According to the Utah Supreme Court in Kirk v. Anderson, No. 20191020 (Utah 08/05/21), a physician performing an independent medical examination did not owe a duty of care to a plumber when the physician misdiagnosed his injuries because a doctor-patient relationship did not exist in the IME context.
While driving in the course and scope of his employment, a plumber was rear-ended by another drover while stopped at a stoplight. Following the accident, the plumber experienced pain and made a claim for workers’ compensation benefits. A third party administrator arranged for an IME.
The IME physician’s report concluded that the accident caused the plumber to experience a transient cervical strain and that all other symptoms the plumber complained of or had been treated for after the accident were secondary to pre-existing conditions.
The IME physician also determined that the plumber could return to work with only the limitation of his pre-existing arthritis, had achieved maximum medical improvement three days after the accident, and did not qualify for an impairment rating apportionable to the work-related accident.
As a result, the third-party administrator denied the plumber’s claims for benefits.
The plumber filed an application for a hearing before the Utah Labor Commission, which, three years after the accident, determined that the accident caused a left knee ACL tear, aggravation of pre-existing spine degeneration, temporary cervical whiplash, and a mild concussion.
In turn, the plumber sued the IME physician in a tort case claiming negligence and reckless conduct.
The trial court found in the physician’s favor, reasoning the previous cases stood for the proposition that a health care provider conducting an IME does not owe an actionable duty of care to the person being evaluated.
The plumber appealed to the Utah Supreme Court, arguing that a physician-patient relationship between the plumber and the IME physician meant that the physician owed him a duty of care.
Utah law defines a “patient” as “a person who is under the care of a health care provider, under a contract, express or implied.” It defines “health care” as “any act or treatment furnished … by any health care provider for, to, or on behalf of a patient during the patient’s medical care, treatment, or confinement.”
The court ruled in the physician’s favor, finding that the plumber was not the physician’s patient because there was no express or implied contract for the physician to provide treatment to the plumber.
“An IME of an allegedly injured employee for workers’ compensation purposes is, generally speaking, not performed for the purpose of providing treatment,” the court reasoned. “Rather, the purpose of an IME, in the workers’ compensation setting, is to provide the carrier, and potentially the relevant fact finder, with independent information on the claimant’s injuries.”

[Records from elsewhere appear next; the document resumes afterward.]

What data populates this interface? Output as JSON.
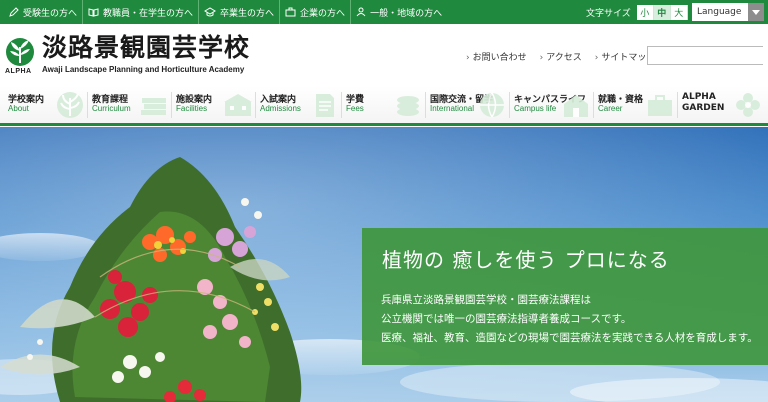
{
  "topbar": {
    "nav": [
      {
        "label": "受験生の方へ",
        "icon": "pencil-icon"
      },
      {
        "label": "教職員・在学生の方へ",
        "icon": "book-icon"
      },
      {
        "label": "卒業生の方へ",
        "icon": "graduation-cap-icon"
      },
      {
        "label": "企業の方へ",
        "icon": "briefcase-icon"
      },
      {
        "label": "一般・地域の方へ",
        "icon": "person-icon"
      }
    ],
    "font_size_label": "文字サイズ",
    "font_sizes": [
      "小",
      "中",
      "大"
    ],
    "font_size_selected": "中",
    "language_label": "Language"
  },
  "header": {
    "logo_text": "ALPHA",
    "title": "淡路景観園芸学校",
    "subtitle": "Awaji Landscape Planning and Horticulture Academy",
    "util_links": [
      "お問い合わせ",
      "アクセス",
      "サイトマップ"
    ],
    "search_placeholder": ""
  },
  "gnav": [
    {
      "jp": "学校案内",
      "en": "About"
    },
    {
      "jp": "教育課程",
      "en": "Curriculum"
    },
    {
      "jp": "施設案内",
      "en": "Facilities"
    },
    {
      "jp": "入試案内",
      "en": "Admissions"
    },
    {
      "jp": "学費",
      "en": "Fees"
    },
    {
      "jp": "国際交流・留学",
      "en": "International"
    },
    {
      "jp": "キャンパスライフ",
      "en": "Campus life"
    },
    {
      "jp": "就職・資格",
      "en": "Career"
    },
    {
      "jp": "ALPHA",
      "en": "GARDEN"
    }
  ],
  "hero": {
    "catch": "植物の 癒しを使う プロになる",
    "lines": [
      "兵庫県立淡路景観園芸学校・園芸療法課程は",
      "公立機関では唯一の園芸療法指導者養成コースです。",
      "医療、福祉、教育、造園などの現場で園芸療法を実践できる人材を育成します。"
    ]
  },
  "colors": {
    "brand_green": "#1f8a3e",
    "panel_green": "#3e963a",
    "sky": "#4b8dcd"
  }
}
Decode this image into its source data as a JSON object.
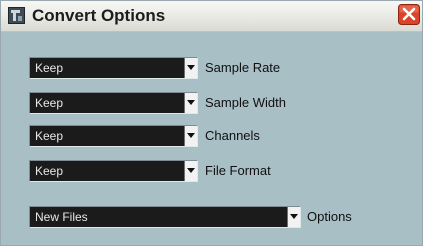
{
  "window": {
    "title": "Convert Options",
    "app_icon": "app-logo-icon",
    "close_icon": "close-icon",
    "colors": {
      "client_bg": "#a9bfc6",
      "combo_bg": "#1b1b1b",
      "close_red": "#d9432a"
    }
  },
  "options": [
    {
      "value": "Keep",
      "label": "Sample Rate"
    },
    {
      "value": "Keep",
      "label": "Sample Width"
    },
    {
      "value": "Keep",
      "label": "Channels"
    },
    {
      "value": "Keep",
      "label": "File Format"
    },
    {
      "value": "New Files",
      "label": "Options"
    }
  ]
}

In response to the plumber’s assertion that the “sole purpose” of workers’ compensation was “to provide injured workers necessary and reasonable medical care,” the court explained that no contract existed between the plumber and the physician and that the physician informed the plumber during the IME that they were not establishing a doctor-patient relationship.
Further, the court reasoned that the plumber did not knowingly seek the assistance of a physician. Instead, he was required to submit to an IME by a provider of the administrator’s choice. Likewise, the physician did not knowingly accept the plumber as a patient but agreed to conduct an IME by operation of a contract with the administrator.
Thus, the court upheld the lower court’s verdict in the physician’s favor.